Sleep apnea: less tongue fat, more air

Losing weight is an effective treatment for obstructive sleep apnea, breaks in Breathing in sleep. Why, exactly, losing weight will help, was unclear. Now researchers have found evidence to suggest that it could be due to less fat in the tongue.

Researchers from the Perelman School of Medicine at the University of Pennsylvania have investigated with the help of magnetic resonance imaging (MRI), such as a weight loss affects the upper respiratory tract. In the process, they have found that less tongue fat the severity of obstructive sleep apnea improves.

In 2014, Dr. Richard Schwab, chief of sleep medicine was established, and his Team, in a comparison of obese individuals with and without sleep apnea, that those who had drop-outs with nightly Breathing larger tongue and more tongue fat than those without sleep apnea. Therefore, they tested to the 67 participants of a weight loss of about ten per cent, affected, and observed that the sleep apnea-values improved to 31 per cent.

"Most clinicians and experts in the world of sleep apnea do not have the treatment normally to fat in the tongue konzentriert", Schwab said. "Now, since we know that tongue fat is a risk factor and the sleep apnea is improved when the tongue fat is reduced, we have set up a unique therapeutic target that is new."

The study’s authors are already considering what methods to use tongue fat targeted could reduce, possibly with cold therapies, how to reduce stomach fat be used.
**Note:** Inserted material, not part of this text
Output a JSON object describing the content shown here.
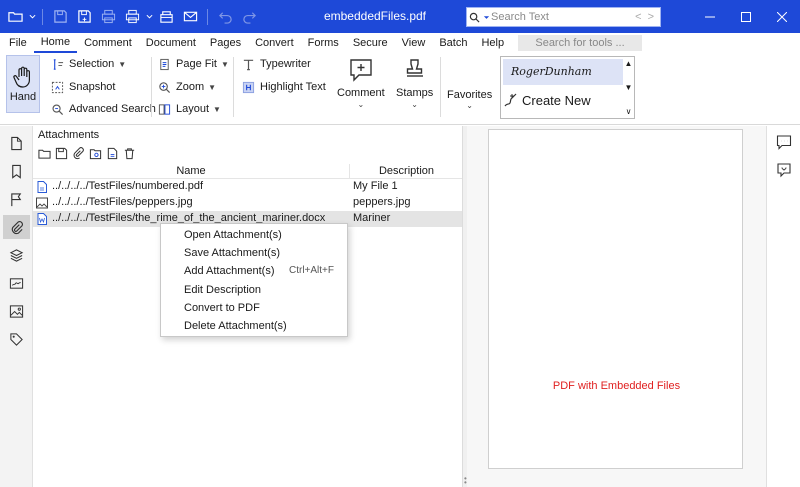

They are also interested in whether there may not be sleep apnea-patients who are in their BMI, while obese, but nevertheless, a lot of tongue fat.